- Physiological – Maslow puts things such as breathing, food, water, sex, sleep, homeostasis and excretion as a basic need and once we meet those needs they can not motivate us. However, one of the realisations as I have gotten older, is how this motivates my decisions more. As a wife and mother of two: time for sleep, and a healthy sex life is important. Negotiating flexible working arrangements that allow me to sleep and have a healthy sex life is a motivator. What times do you want to work? Can you work flexibly? Can you work from home?
- Safety – security of employment, of resources, of morality, of the family, of health and of property is a second tier need. However, again my health is a predominant feature. I realised if I did not have my health, I would not be able to be there for my children, and my partner. This was not through a health scare but pure self-realisation of what was important. So the terms that I negotiated allow me to practice yoga at least 3 times a week. This is a motivator. Can you work flexibly? Are there facilities that can be accessed in a lunch hour to stay healthy? What’s the salary is it fair for the role i.e. what they would pay a man? Is it enough to live?
- Love/ Belonging – Friendship, family, sexual intimacy – these now a significant motivators for me as life is precious and I actually consider them on par with self-actualisation. How much do you want to travel? What time will I have for family and friends? Can your spouse be based with you if the assignment is abroad? What support framework is there for your spouse? What are the people like? What social activities are there? What hours do I want to work? What are the expectations? Is it a presence or productivity culture? I am not willing to work excessive hours.

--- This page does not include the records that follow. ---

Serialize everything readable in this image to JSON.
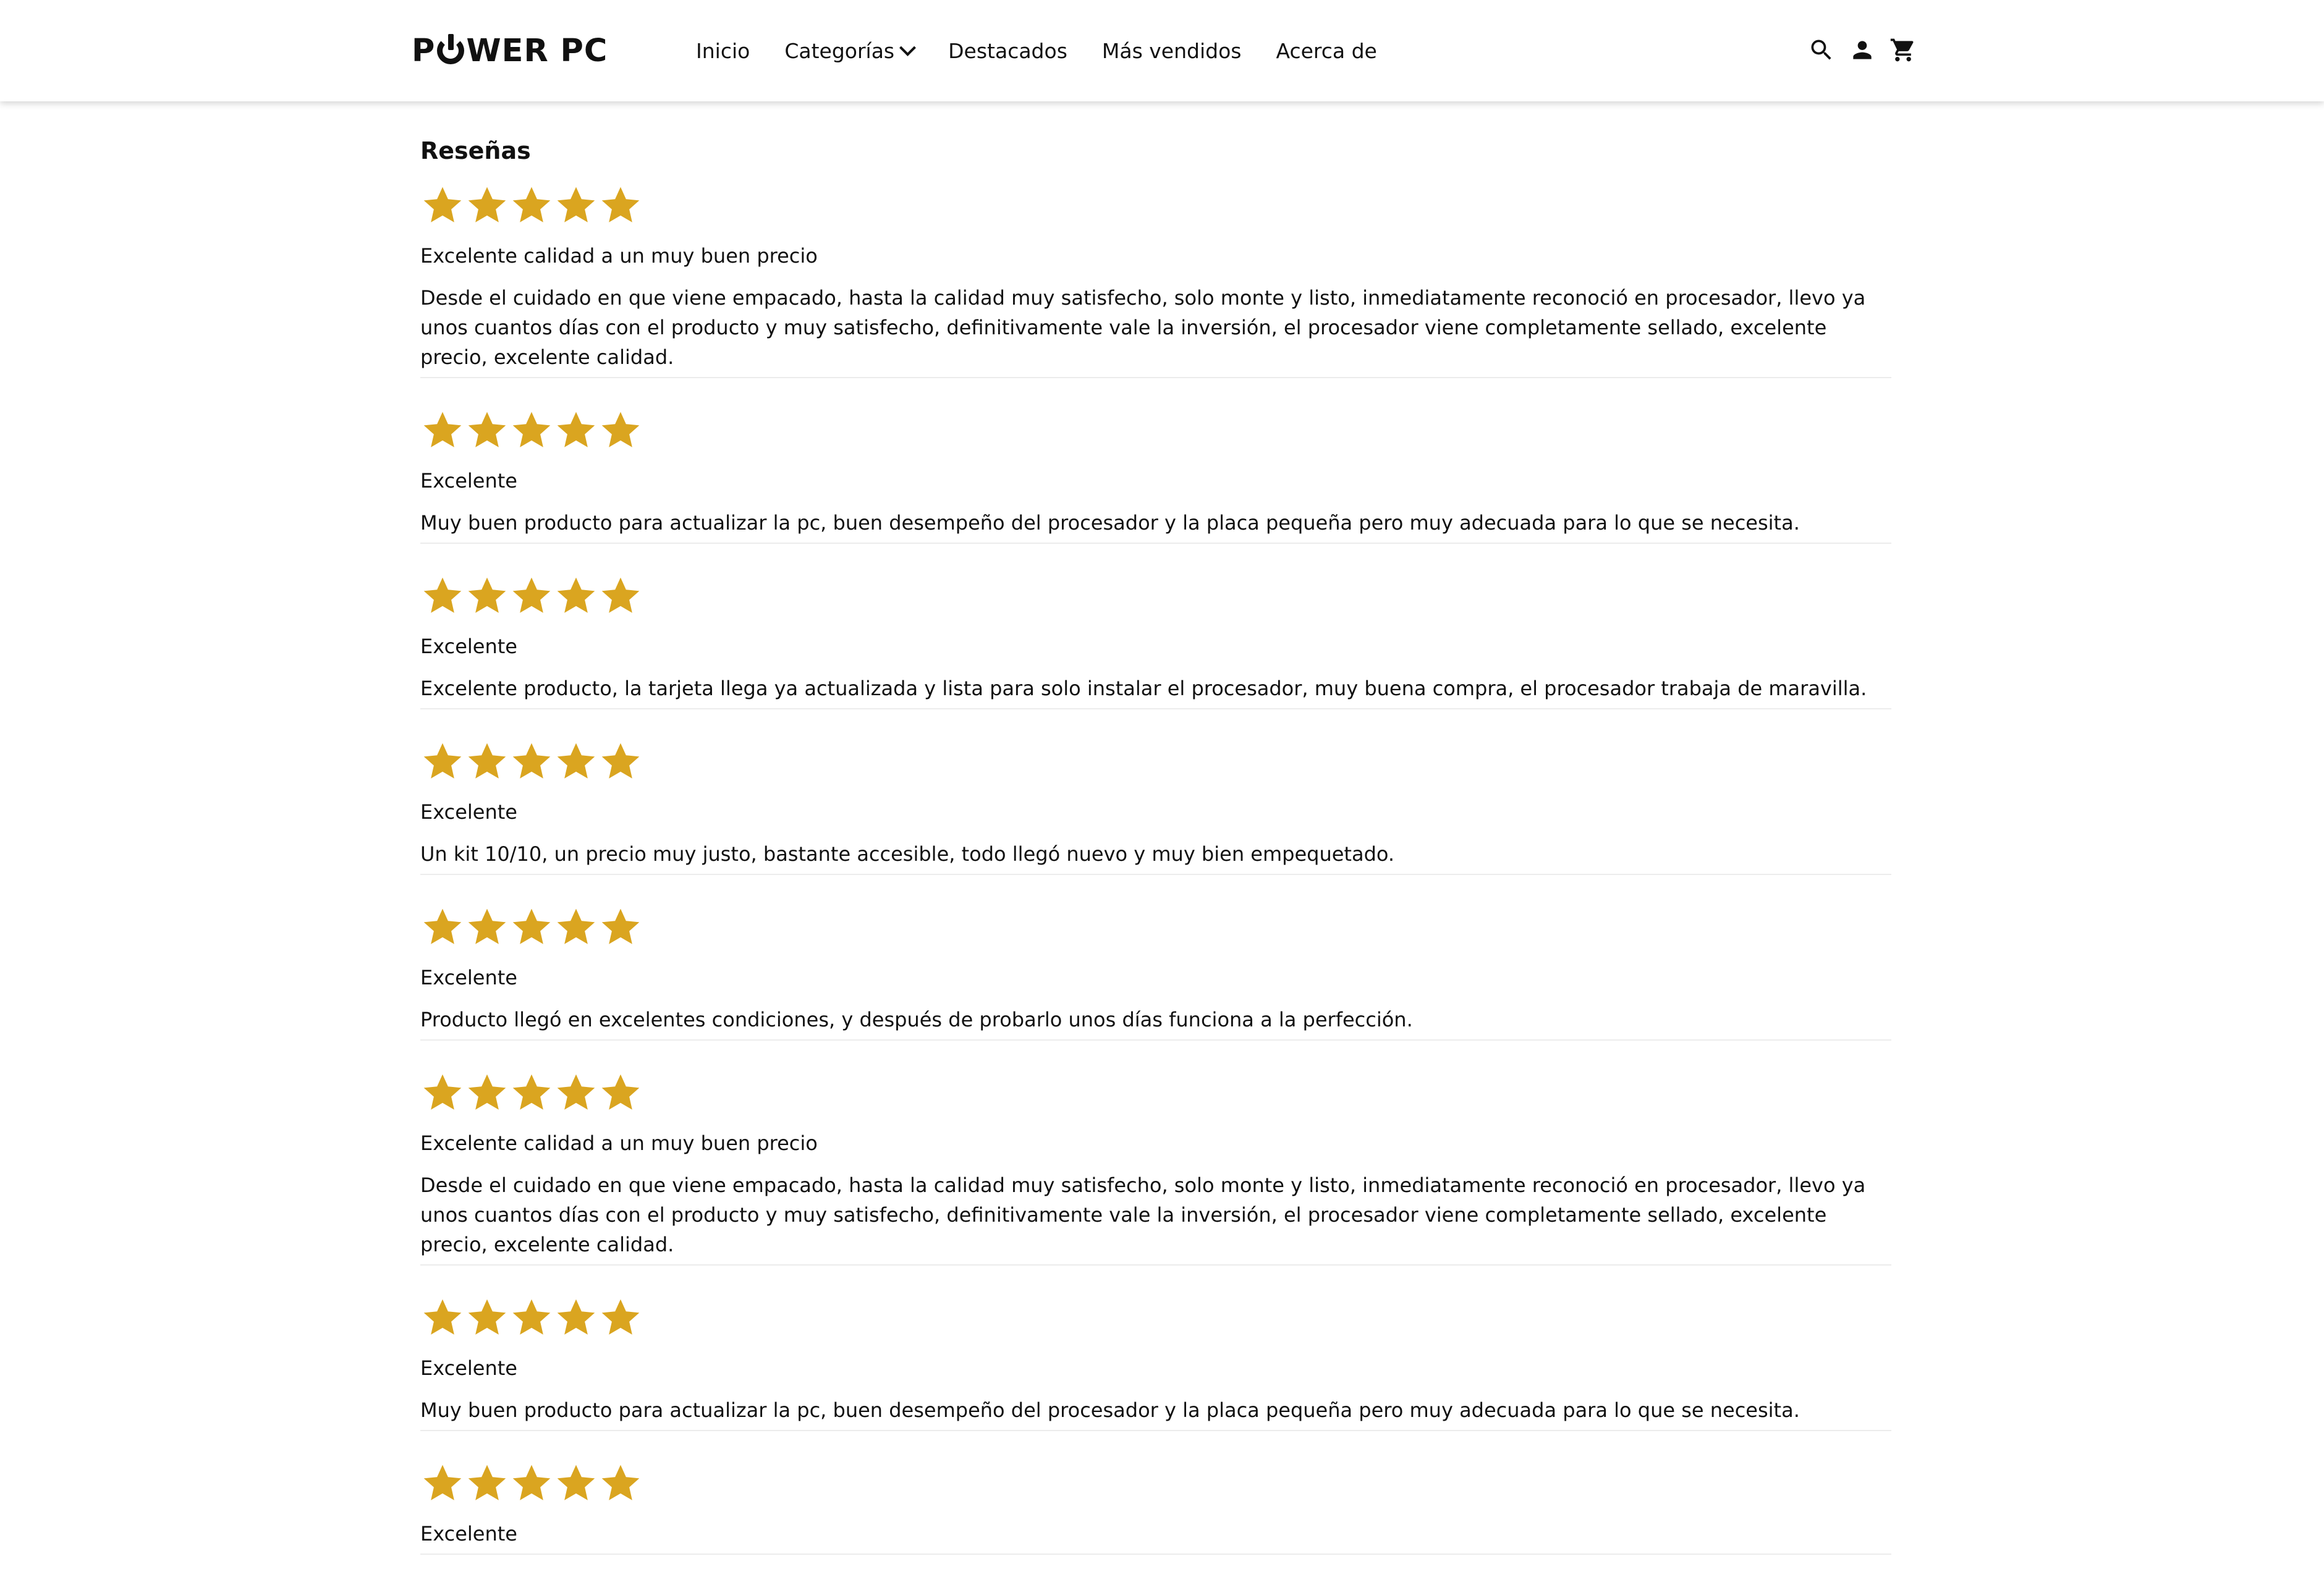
{
  "nav": {
    "logo_text": "POWER PC",
    "logo_part1": "P",
    "logo_part2": "WER PC",
    "links": [
      "Inicio",
      "Categorías",
      "Destacados",
      "Más vendidos",
      "Acerca de"
    ],
    "icons": [
      "search-icon",
      "user-icon",
      "cart-icon"
    ]
  },
  "reviews_section": {
    "title": "Reseñas",
    "star_color": "#DAA520",
    "max_rating": 5,
    "items": [
      {
        "rating": 5,
        "title": "Excelente calidad a un muy buen precio",
        "text": "Desde el cuidado en que viene empacado, hasta la calidad muy satisfecho, solo monte y listo, inmediatamente reconoció en procesador, llevo ya unos cuantos días con el producto y muy satisfecho, definitivamente vale la inversión, el procesador viene completamente sellado, excelente precio, excelente calidad."
      },
      {
        "rating": 5,
        "title": "Excelente",
        "text": "Muy buen producto para actualizar la pc, buen desempeño del procesador y la placa pequeña pero muy adecuada para lo que se necesita."
      },
      {
        "rating": 5,
        "title": "Excelente",
        "text": "Excelente producto, la tarjeta llega ya actualizada y lista para solo instalar el procesador, muy buena compra, el procesador trabaja de maravilla."
      },
      {
        "rating": 5,
        "title": "Excelente",
        "text": "Un kit 10/10, un precio muy justo, bastante accesible, todo llegó nuevo y muy bien empequetado."
      },
      {
        "rating": 5,
        "title": "Excelente",
        "text": "Producto llegó en excelentes condiciones, y después de probarlo unos días funciona a la perfección."
      },
      {
        "rating": 5,
        "title": "Excelente calidad a un muy buen precio",
        "text": "Desde el cuidado en que viene empacado, hasta la calidad muy satisfecho, solo monte y listo, inmediatamente reconoció en procesador, llevo ya unos cuantos días con el producto y muy satisfecho, definitivamente vale la inversión, el procesador viene completamente sellado, excelente precio, excelente calidad."
      },
      {
        "rating": 5,
        "title": "Excelente",
        "text": "Muy buen producto para actualizar la pc, buen desempeño del procesador y la placa pequeña pero muy adecuada para lo que se necesita."
      },
      {
        "rating": 5,
        "title": "Excelente",
        "text": ""
      }
    ]
  }
}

- Esteem – self-esteem confidence, achievement, respect of others, and respect by others. Strangely enough this became less of a motivator. I no longer needed the recognition of others that was not important. However a respectful workplace is. This may vary for everyone: Are people driven off their job title? Is it hierarchical? Do people respect different people’s views? What is the challenge, and is it challenging enough for me? What future challenges could there be for me? What development is available? What is my manager’s competence and leadership style?

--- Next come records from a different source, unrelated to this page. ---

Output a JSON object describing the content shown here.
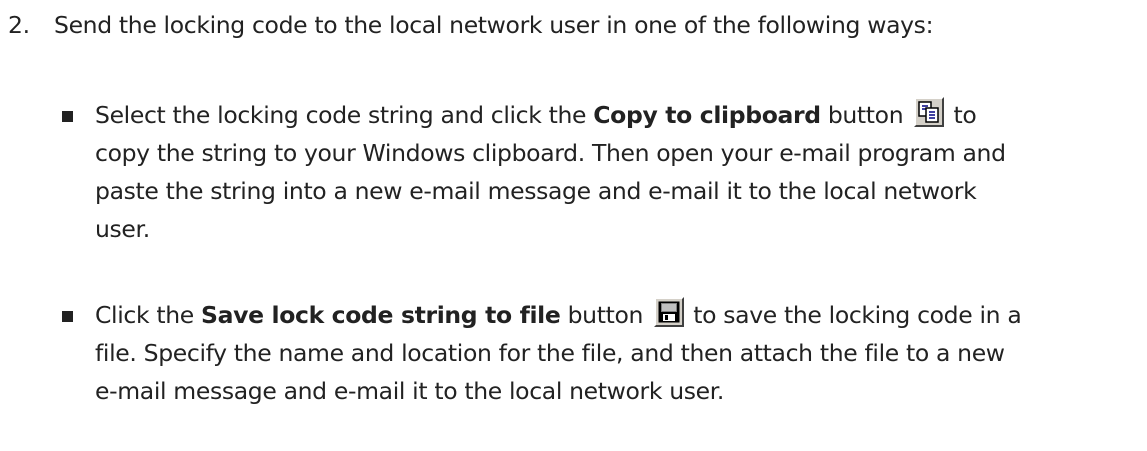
{
  "step": {
    "number": "2.",
    "text": "Send the locking code to the local network user in one of the following ways:"
  },
  "bullet1": {
    "line1_before": "Select the locking code string and click the ",
    "line1_bold": "Copy to clipboard",
    "line1_after_btn": " button ",
    "line1_end": " to",
    "line2": "copy the string to your Windows clipboard. Then open your e-mail program and",
    "line3": "paste the string into a new e-mail message and e-mail it to the local network",
    "line4": "user.",
    "icon": "copy-to-clipboard-icon"
  },
  "bullet2": {
    "line1_before": "Click the ",
    "line1_bold": "Save lock code string to file",
    "line1_after_btn": " button ",
    "line1_end": " to save the locking code in a",
    "line2": "file. Specify the name and location for the file, and then attach the file to a new",
    "line3": "e-mail message and e-mail it to the local network user.",
    "icon": "save-floppy-disk-icon"
  }
}
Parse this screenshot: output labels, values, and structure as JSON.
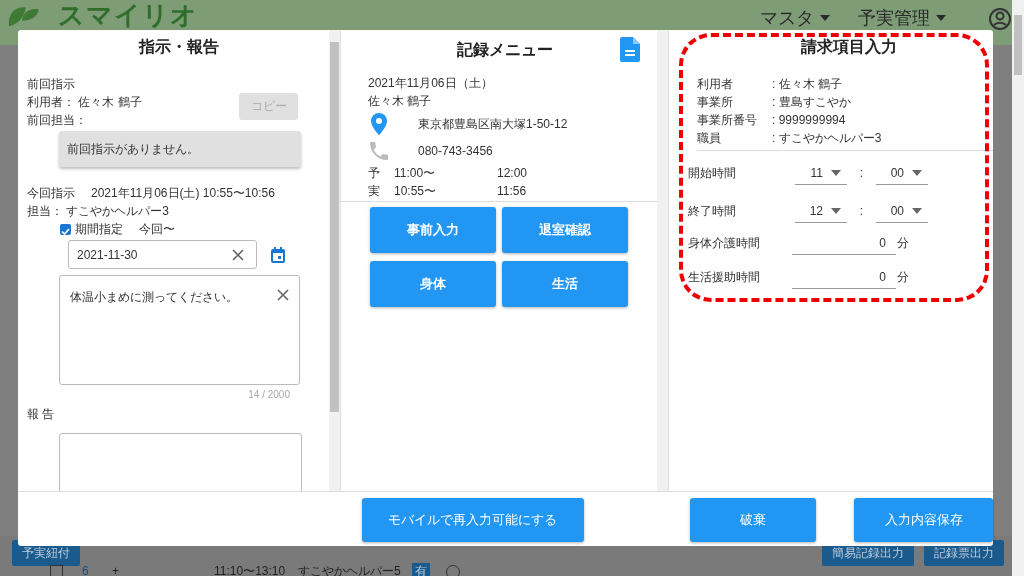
{
  "app": {
    "logo": "スマイリオ",
    "menus": [
      "マスタ",
      "予実管理"
    ]
  },
  "background": {
    "left_buttons": [
      "予実紐付"
    ],
    "right_buttons": [
      "簡易記録出力",
      "記録票出力"
    ],
    "row": {
      "checked": false,
      "number": "6",
      "expand": "+",
      "time": "11:10〜13:10",
      "staff": "すこやかヘルパー5",
      "badge": "有"
    }
  },
  "dialog": {
    "instructions": {
      "title": "指示・報告",
      "previous_label": "前回指示",
      "user": "利用者： 佐々木 鶴子",
      "previous_staff": "前回担当：",
      "copy_button": {
        "label": "コピー",
        "disabled": true
      },
      "previous_message": "前回指示がありません。",
      "current_label": "今回指示",
      "current_datetime": "2021年11月06日(土) 10:55〜10:56",
      "staff": "担当： すこやかヘルパー3",
      "period": {
        "label": "期間指定",
        "checked": true,
        "from": "今回〜"
      },
      "date_value": "2021-11-30",
      "instruction_text": "体温小まめに測ってください。",
      "counter": "14 / 2000",
      "report_label": "報 告"
    },
    "record_menu": {
      "title": "記録メニュー",
      "date": "2021年11月06日（土）",
      "user": "佐々木 鶴子",
      "address": "東京都豊島区南大塚1-50-12",
      "phone": "080-743-3456",
      "times": [
        {
          "label": "予",
          "start": "11:00〜",
          "end": "12:00"
        },
        {
          "label": "実",
          "start": "10:55〜",
          "end": "11:56"
        }
      ],
      "buttons": [
        "事前入力",
        "退室確認",
        "身体",
        "生活"
      ]
    },
    "billing": {
      "title": "請求項目入力",
      "info": [
        {
          "label": "利用者",
          "value": ": 佐々木 鶴子"
        },
        {
          "label": "事業所",
          "value": ": 豊島すこやか"
        },
        {
          "label": "事業所番号",
          "value": ": 9999999994"
        },
        {
          "label": "職員",
          "value": ": すこやかヘルパー3"
        }
      ],
      "times": [
        {
          "label": "開始時間",
          "hour": "11",
          "separator": ":",
          "minute": "00"
        },
        {
          "label": "終了時間",
          "hour": "12",
          "separator": ":",
          "minute": "00"
        }
      ],
      "durations": [
        {
          "label": "身体介護時間",
          "value": "0",
          "unit": "分"
        },
        {
          "label": "生活援助時間",
          "value": "0",
          "unit": "分"
        }
      ]
    },
    "footer_buttons": [
      "モバイルで再入力可能にする",
      "破棄",
      "入力内容保存"
    ]
  }
}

- Self-Actualisation – Morality, creativity, Spontaneity, Problem Solving, Lack of Prejudice and Acceptance of Facts. An environment where I can fully realise my potential, be creative, get up each morning and think ‘yeah’, be authentic and act with integrity is a predominant motivator and deciding factor. What empowerment is there in the organisation of their employees? Is it a command and control organisation?
Some critiques have added other levels like ‘Transcendence” “Cognitive” and “Aesthetic.” In my experience many people are neglecting the lower levels of Maslow’s Hierarchy in thirst for the higher motivators. As I have become more self-aware of my needs, the base of the hierarchy: Physiological, Safety and Love can act at the higher levels of motivation.